I'm not sure what your issue is about this. The person I talked to at Tulsair said that they could not do the work. I asked him if there was anybody he knew of at KNQA that could do the work. He said that CTI will only work on their own aircraft and he did not know of anybody else at KNQA that could do the work. He suggested I check with the Total Air Group at Memphis International. Also, when I talked to him, I stated I had all logbooks AND MANUALS. I do believe an aircraft owner should have all manuals concerning their aircraft.

Re: New to AOPA Hangar but not to flying

Posted by Donald Shelley on Nov 5, 2018 9:43 am

Welcome back to the left seat Daniel.  I live a few miles south of Memphis and keep my PA28 at West Memphis.  I’m a retired A&P (FedEx) and meet often with friends, retired or still active in maintenance, avionics and other aviation related skills.  I’d enjoy meeting you, seeing your airplane and share a few opinions about all those things that make up our aviation hobbies and careers .  Glad to see you found someone to get and keep your airplane up to airworthy standards.  There are several very qualified Piper guys in the area.  The shop at West Memphis being among the best.  Always have the coffee machine ready at my hangar at West Memphis.   

Re: New to AOPA Hangar but not to flying

Posted by Tim Hill on Nov 5, 2018 1:25 pm

I recently purchased a Twin Comanche after 22 years of flying.
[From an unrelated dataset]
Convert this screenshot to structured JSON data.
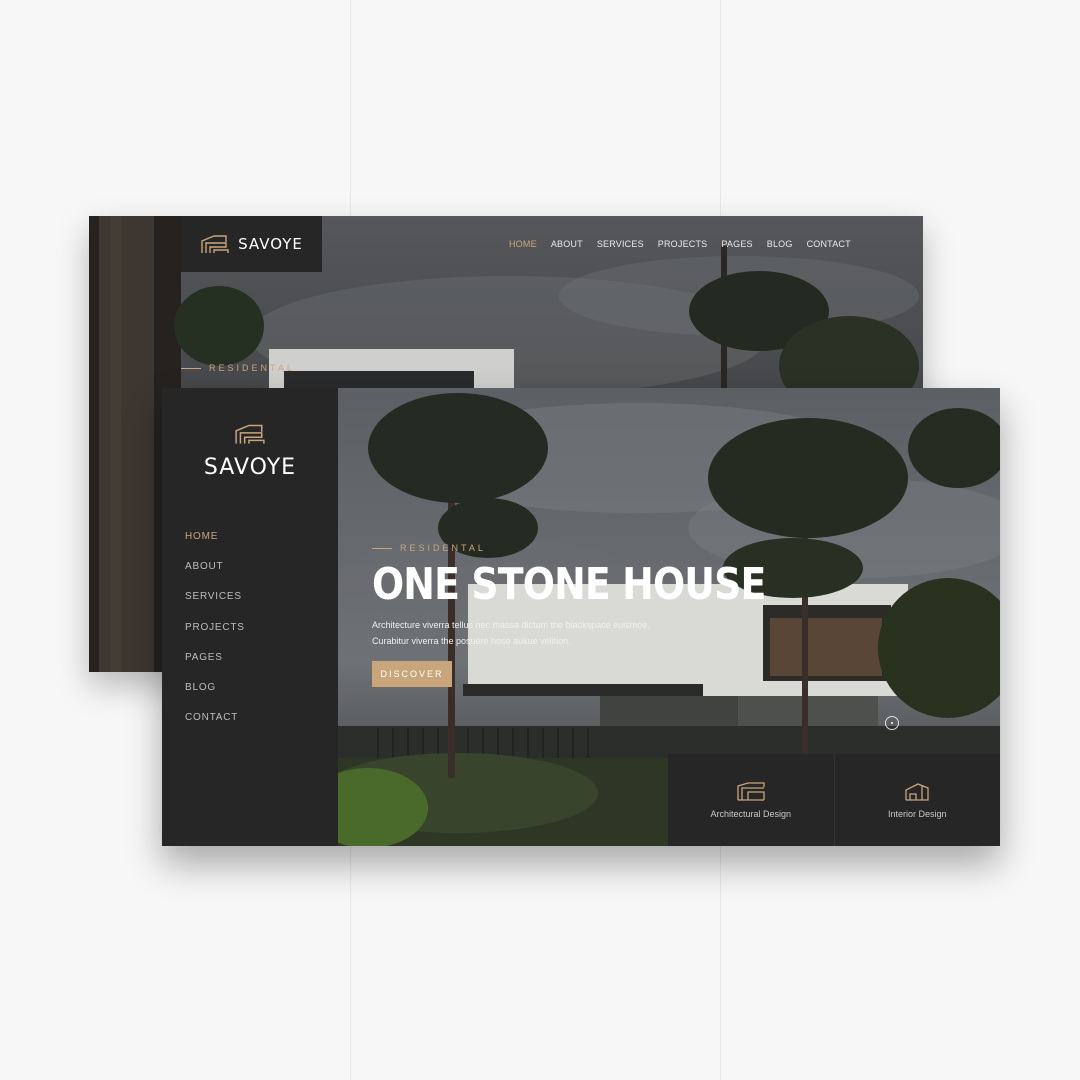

Fortunately the mechanic which did my work prior to getting out of Flying is still in business.  He did my annual and he knows Piper aircraft.  He is based in Clarksville AR.  You might give him a call 479 705 1250.